:: Source data ::
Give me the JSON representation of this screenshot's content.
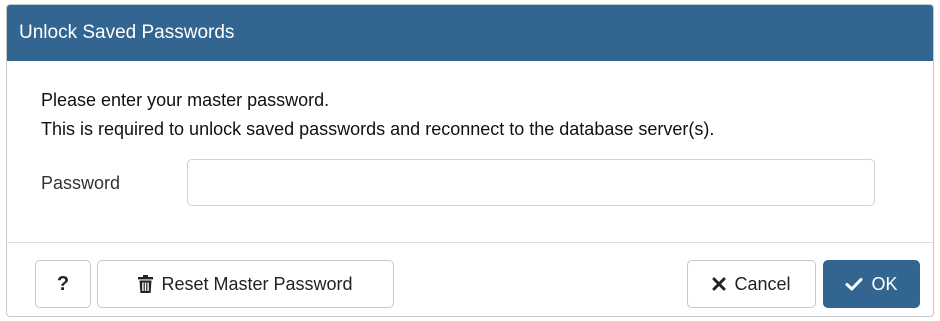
{
  "dialog": {
    "title": "Unlock Saved Passwords",
    "message_line1": "Please enter your master password.",
    "message_line2": "This is required to unlock saved passwords and reconnect to the database server(s).",
    "password_label": "Password",
    "password_value": "",
    "password_placeholder": ""
  },
  "buttons": {
    "help_label": "?",
    "reset_label": "Reset Master Password",
    "cancel_label": "Cancel",
    "ok_label": "OK"
  },
  "icons": {
    "reset": "trash-icon",
    "cancel": "close-icon",
    "ok": "checkmark-icon"
  },
  "colors": {
    "primary": "#326690",
    "title_text": "#ffffff"
  }
}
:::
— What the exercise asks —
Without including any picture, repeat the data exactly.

— Finished exercise —
Give me the JSON representation of this screenshot's content.
{
  "dialog": {
    "title": "Unlock Saved Passwords",
    "message_line1": "Please enter your master password.",
    "message_line2": "This is required to unlock saved passwords and reconnect to the database server(s).",
    "password_label": "Password",
    "password_value": "",
    "password_placeholder": ""
  },
  "buttons": {
    "help_label": "?",
    "reset_label": "Reset Master Password",
    "cancel_label": "Cancel",
    "ok_label": "OK"
  },
  "icons": {
    "reset": "trash-icon",
    "cancel": "close-icon",
    "ok": "checkmark-icon"
  },
  "colors": {
    "primary": "#326690",
    "title_text": "#ffffff"
  }
}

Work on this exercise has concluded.